For Sale By Owner, also know as “FSBO”. The idea here is you can sell your house yourself, thereby saving all that commission money you pay a REALTOR®.
Granted, I am a REALTOR®, so I am a bit biased in what I am going to say here. “Why in the world would you want to put the sale of the most valuable asset you own into non-professional hands?”
I am NOT saying that people out there are non-professional. What I am saying is that unless you sell real estate for a living, you are NOT a real estate sales professional. And maybe your home isn’t your most valuable asset, but the odds are pretty overwhelming that it is.

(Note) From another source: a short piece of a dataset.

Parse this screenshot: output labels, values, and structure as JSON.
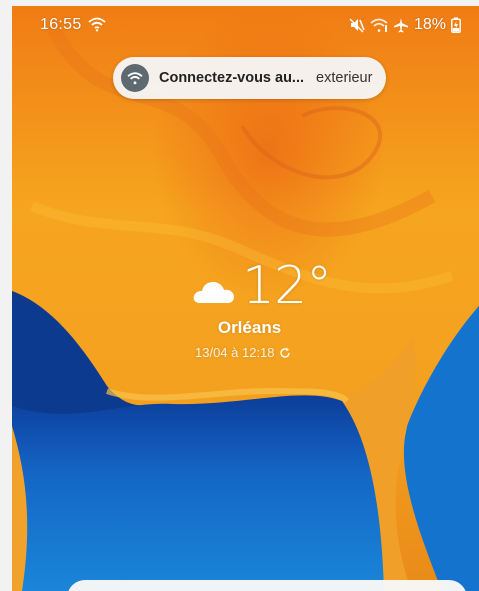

There is plenty of data out there that says the average FSBO home sells for 5 – 10% below market value. And that’s just the sales price folks; it doesn’t include the marketing, time and frustration costs of selling your home. Given that the “typical” commission rate for a home sale is 6%, is a FSBO really saving money if they get 5 ”“ 10% less on the sale? That’s not advanced math. You may be saying to yourself, “Self, even if I sell it 5% below market, I save 1% on commission!” Please go back and re-read that part about NOT including marketing costs, the cost of your time, and the cost of the frustration involved.
There is also data that supports the fact that 80 – 90% of people trying to FSBO wind up listing with a real estate agent. If selling your own home was so easy, and saved so much money, why would 85% of the people doing it give up? Hmmmm

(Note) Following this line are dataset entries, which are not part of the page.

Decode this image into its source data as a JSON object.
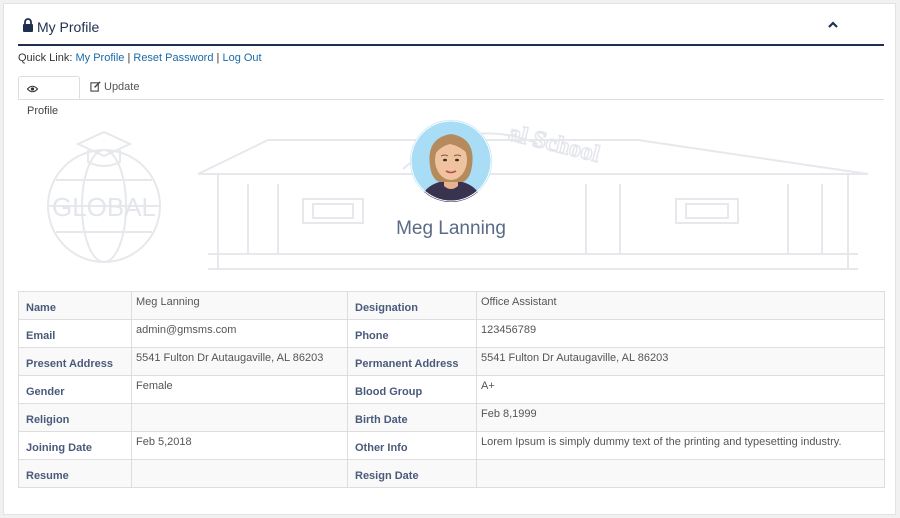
{
  "header": {
    "title": "My Profile",
    "lock_icon": "lock-icon",
    "collapse_icon": "chevron-up-icon"
  },
  "quick_links": {
    "prefix": "Quick Link:",
    "links": [
      "My Profile",
      "Reset Password",
      "Log Out"
    ],
    "separator": "|"
  },
  "tabs": [
    {
      "label": "Profile",
      "icon": "eye-icon",
      "active": true
    },
    {
      "label": "Update",
      "icon": "edit-icon",
      "active": false
    }
  ],
  "background_art": {
    "logo_text": "GLOBAL",
    "building_text": "al School"
  },
  "profile": {
    "name": "Meg Lanning"
  },
  "info_rows": [
    {
      "label1": "Name",
      "value1": "Meg Lanning",
      "label2": "Designation",
      "value2": "Office Assistant"
    },
    {
      "label1": "Email",
      "value1": "admin@gmsms.com",
      "label2": "Phone",
      "value2": "123456789"
    },
    {
      "label1": "Present Address",
      "value1": "5541 Fulton Dr Autaugaville, AL 86203",
      "label2": "Permanent Address",
      "value2": "5541 Fulton Dr Autaugaville, AL 86203"
    },
    {
      "label1": "Gender",
      "value1": "Female",
      "label2": "Blood Group",
      "value2": "A+"
    },
    {
      "label1": "Religion",
      "value1": "",
      "label2": "Birth Date",
      "value2": "Feb 8,1999"
    },
    {
      "label1": "Joining Date",
      "value1": "Feb 5,2018",
      "label2": "Other Info",
      "value2": "Lorem Ipsum is simply dummy text of the printing and typesetting industry."
    },
    {
      "label1": "Resume",
      "value1": "",
      "label2": "Resign Date",
      "value2": ""
    }
  ],
  "colors": {
    "accent": "#1f2f4f",
    "link": "#1a6aa8",
    "label": "#4a5a7a"
  }
}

Yes, sometimes it works, but a lot of times it doesn’t. True case: About 6 months ago, I got a call from a couple in my neighborhood. They were considering selling their home and wanted to talk. So talk we did. I did a “CMA” (Comparative Market Analysis) which told them what I considered to be the market value of their home. It was about $20,000 less than what they wanted. They also wanted me to cut the usual commission by 66%. So it didn’t work out. But I stayed in touch. In our market, prices are increasing aroundd 4% a MONTH. In 5 months, their house could be sold for what they wanted. So I called them back, we talked, and they said they’d think about it. That weekend I saw the Assist-2-Sell sign in their yard. Assist-2-Sell charges people flat rate fees to do various things for them under the guise that they can save the seller oodles of money.
I live two streets over from this house. I drive by it every day. For the last four weekends, I’ve seen “Johnny” (the owner) out at the crack of dawn putting up his open house signs, tying balloons on them, all that stuff. In the evenings, I see Johnny trudging around in the 110 degree heat, taking his signs down. This happens EVERY Saturday and Sunday.

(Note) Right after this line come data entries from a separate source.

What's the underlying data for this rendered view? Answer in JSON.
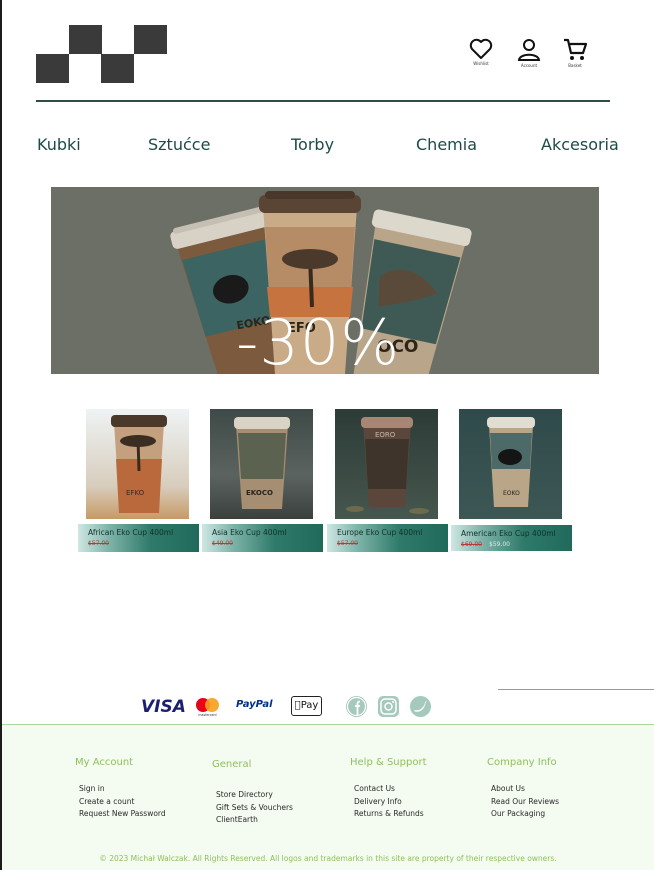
{
  "header": {
    "icons": [
      {
        "icon": "heart-icon",
        "label": "Wishlist"
      },
      {
        "icon": "user-icon",
        "label": "Account"
      },
      {
        "icon": "cart-icon",
        "label": "Basket"
      }
    ]
  },
  "nav": {
    "items": [
      "Kubki",
      "Sztućce",
      "Torby",
      "Chemia",
      "Akcesoria"
    ]
  },
  "hero": {
    "text": "-30%",
    "cup_labels": [
      "EOKO",
      "EFO",
      "OCO"
    ]
  },
  "products": [
    {
      "name": "African Eko Cup 400ml",
      "old_price": "$57.00",
      "new_price": "",
      "cup_text": "EFKO"
    },
    {
      "name": "Asia Eko Cup 400ml",
      "old_price": "$49.00",
      "new_price": "",
      "cup_text": "EKOCO"
    },
    {
      "name": "Europe Eko Cup 400ml",
      "old_price": "$57.00",
      "new_price": "",
      "cup_text": "EORO"
    },
    {
      "name": "American Eko Cup 400ml",
      "old_price": "$69.00",
      "new_price": "$59.00",
      "cup_text": "EOKO"
    }
  ],
  "payments": {
    "visa": "VISA",
    "mastercard": "mastercard",
    "paypal": "PayPal",
    "applepay": "Pay"
  },
  "social": [
    "facebook-icon",
    "instagram-icon",
    "twitter-icon"
  ],
  "footer": {
    "columns": [
      {
        "title": "My Account",
        "links": [
          "Sign in",
          "Create a count",
          "Request New Password"
        ]
      },
      {
        "title": "General",
        "links": [
          "Store Directory",
          "Gift Sets & Vouchers",
          "ClientEarth"
        ]
      },
      {
        "title": "Help & Support",
        "links": [
          "Contact Us",
          "Delivery Info",
          "Returns & Refunds"
        ]
      },
      {
        "title": "Company Info",
        "links": [
          "About Us",
          "Read Our Reviews",
          "Our Packaging"
        ]
      }
    ],
    "copyright": "© 2023 Michał Walczak. All Rights Reserved. All logos and trademarks in this site are property of their respective owners."
  },
  "colors": {
    "accent": "#8fc05d",
    "nav_text": "#1e4a48",
    "product_bar": "#2f7a6a",
    "hero_bg": "#6c6f66"
  }
}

I’ve talked to them. They still want too much (but not as far off as before) and they are offering a 1% co-broke. (What the buyers agent receives. The usual around here is 3%). The house is NOT in our MLS (“We save a lot of money by not putting it in there”, says Johnny). I assume it’s on an Assist-2-Sell site, but I can’t find it as they seem to list homes by office, and there is no indication of which office it’s listed with, and no way to search across offices. Nice system. Maybe it’s not on the A2S site either, saving Johnny even more money.
One fundamental rule of real estate sales: if you want to sell your house, people have to know it is for sale.
This week marks week #5 that Johnny is trying to sell his home himself. For a home like his, in our market, the average time on market is more like five days, not five weeks.
Johnny used to smile, wave, and even flag me down to talk when I saw him putting up or taking down his signs. Then a couple of weeks later, he just smiled. This last weekend, he just nodded his head. Johnny appears to be getting quite frustrated selling his own home.
Here is a snippet from a recent article on FSBO’ing:
In addition to all the tasks an owner usually does — prepping the house, keeping it clean, containing kids and pets — you have to perform the tasks usually overseen by the agent, such as:
Setting the asking price;
Advertising and marketing the property;
Showing the house to prospective buyers (often with little notice);
Differentiating between well- and poorly qualified buyers;
Making disclosures required by federal, state and local laws;
Negotiating the final deal;
Opening an escrow;
Ordering a payoff for your mortgage.
All this mess frustrates Johnny. I understand why! It’s not easy. Failure to do some of these things means you home will never sell. Failure to do others (ie: proper disclosures) sets you up for a law suit.
I’ll post more on the trials and tribulations of For Sale By Owner later. Of course I’m going to tell you to use a REALTOR®. But honestly, I’m not just saying that for my own good, I’m saying if for YOUR own good, too!